  1. In what ways does a Bolero Electronic Bill of Lading differ significantly from a ...

    compared to the traditional Bill of Lading and discuss the Bolero's legal recognition under English Law. 2. Differences of a Bolero Electronic Bill of Lading to a traditional paper Bill of Lading. 2.1 Bolero The first attempt to create an electronic bill of lading similar to the traditional have not been very successful.

  2. Assess the constitutional significance of the decision of the House of Lords

    The Lords quashed the Derogation Order and declared the Anti-Terrorism Crime and Security Act to be incompatible with the human right convention. Specifically, that section 23 of the Act is incompatible with articles 5 and 14 of the European Convention insofar as it is disproportionate and permits detention of suspected

  1. Indigenous peoples, almost without exception, have been dispossessed and disregarded by those who 'discovered' ...

    One issue to be addressed here is that of who can actually submit the Communication. Article 27 explicitly applies to minorities and both the Sami and the Gorgians would seem to be indigenous peoples. It was, however, made clear in the Lansman judgement that the applicants were "members of a

  2. Judicial Reform and Bill of Rights.

    of the judicial powers and the Lord's powers to ensure a safeguard for citizen's rights. The public could even vote for the judges of their choice in an election, although this would take a lot of time and money, and if there was a low turnout rate then it may be a wasted effort.

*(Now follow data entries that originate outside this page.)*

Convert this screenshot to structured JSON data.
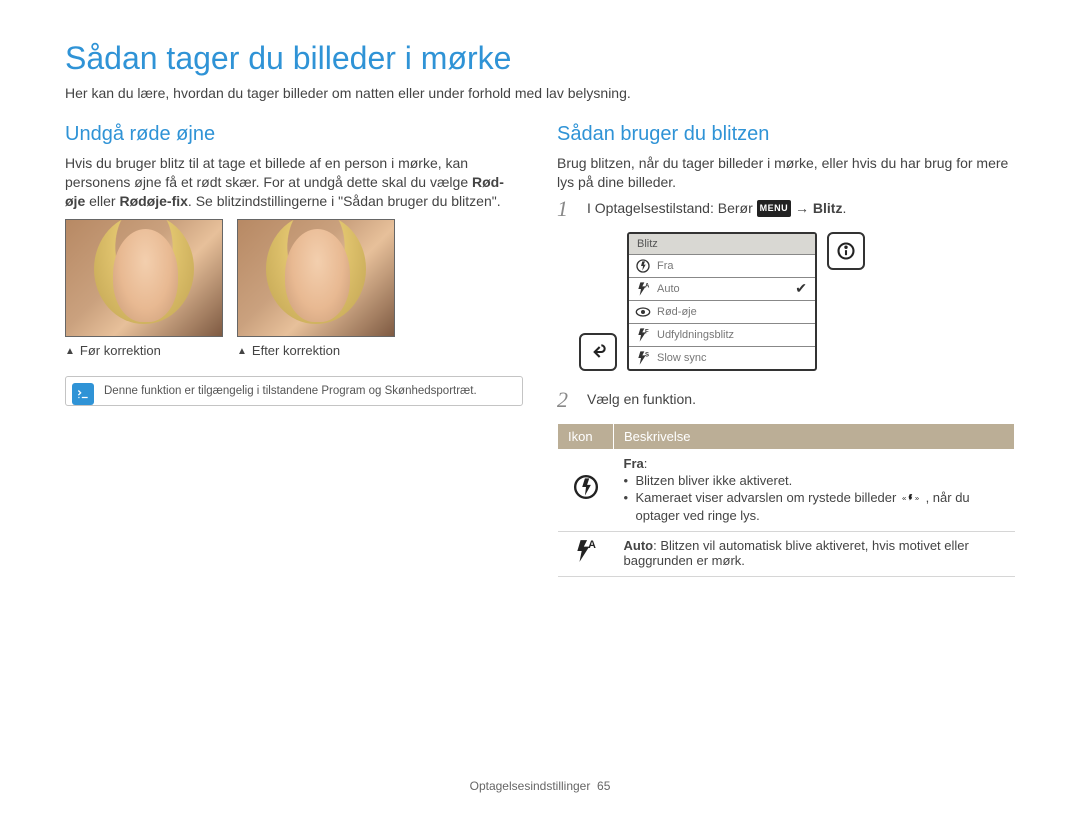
{
  "main_title": "Sådan tager du billeder i mørke",
  "intro": "Her kan du lære, hvordan du tager billeder om natten eller under forhold med lav belysning.",
  "left": {
    "heading": "Undgå røde øjne",
    "para1": "Hvis du bruger blitz til at tage et billede af en person i mørke, kan personens øjne få et rødt skær. For at undgå dette skal du vælge",
    "strong1": "Rød-øje",
    "para_mid": " eller ",
    "strong2": "Rødøje-fix",
    "para2": ". Se blitzindstillingerne i \"Sådan bruger du blitzen\".",
    "cap_before": "Før korrektion",
    "cap_after": "Efter korrektion",
    "note": "Denne funktion er tilgængelig i tilstandene Program og Skønhedsportræt."
  },
  "right": {
    "heading": "Sådan bruger du blitzen",
    "para": "Brug blitzen, når du tager billeder i mørke, eller hvis du har brug for mere lys på dine billeder.",
    "step1_prefix": "I Optagelsestilstand: Berør ",
    "step1_menu_chip": "MENU",
    "step1_arrow": " → ",
    "step1_bold": "Blitz",
    "step1_suffix": ".",
    "menu_title": "Blitz",
    "menu_items": [
      {
        "icon": "off",
        "label": "Fra"
      },
      {
        "icon": "auto",
        "label": "Auto",
        "sel": true
      },
      {
        "icon": "eye",
        "label": "Rød-øje"
      },
      {
        "icon": "fill",
        "label": "Udfyldningsblitz"
      },
      {
        "icon": "slow",
        "label": "Slow sync"
      }
    ],
    "step2": "Vælg en funktion.",
    "table": {
      "col_icon": "Ikon",
      "col_desc": "Beskrivelse",
      "row1_label": "Fra",
      "row1_b1": "Blitzen bliver ikke aktiveret.",
      "row1_b2a": "Kameraet viser advarslen om rystede billeder ",
      "row1_b2b": ", når du optager ved ringe lys.",
      "row2_label": "Auto",
      "row2_text": ": Blitzen vil automatisk blive aktiveret, hvis motivet eller baggrunden er mørk."
    }
  },
  "footer_section": "Optagelsesindstillinger",
  "footer_page": "65"
}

  • Over 160,000 pieces
    of student written work
  • Annotated by
    experienced teachers
  • Ideas and feedback to
    improve your own work